Those fresh vegetables look so good in the store! Probably because of well thought out marketing, like lighting and display, and it works even on those of us who think we're hardened against marketing ploys.

It's easy enough to buy more than we can eat before it goes bad, so it makes sense to find a way to keep them. Some vegetables are easier than others to preserve. For instance, lettuce doesn't freeze, dehydrate or can well.

However, keeping carrots for  long time in the refrigerator is easy. Rinse them and let them drain. They should be moist but not wet. Put them in a plastic bag with a good closure and put them in the vegetable drawer. I have kept carrots for months like this. They can also be frozen or canned if you have enough to make it worthwhile.

Celery keeps fairly well, but don't close it up in a bag. A little moisture to the root end of a bunch seems to help. Some people say wrapping it in aluminum foil will make it last longer, but I haven't had much luck with that method.

What else? If you buy things like green beans, peas. Brussels sprouts and so on, it's best to freeze them within a few days. They go bad quickly. Blanching them will keep their flavor and texture better. There are lists and tables of blanching times for most vegetables and fruits, but I have found that two minutes for small things like peas and three minutes for larger pieces like Brussels sprouts do the trick. It's not an exact science.

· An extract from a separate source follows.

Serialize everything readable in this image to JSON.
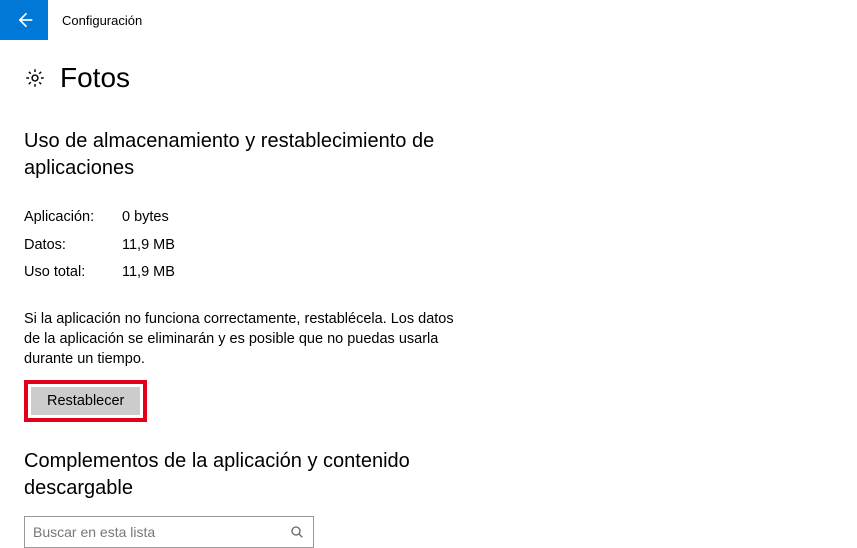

There are far too many vegetables to address all in one post, but it's not hard to look up whatever you have to see what is the best way to preserve it. Not wasting the food you have is one of the best basic food saving ideas there is!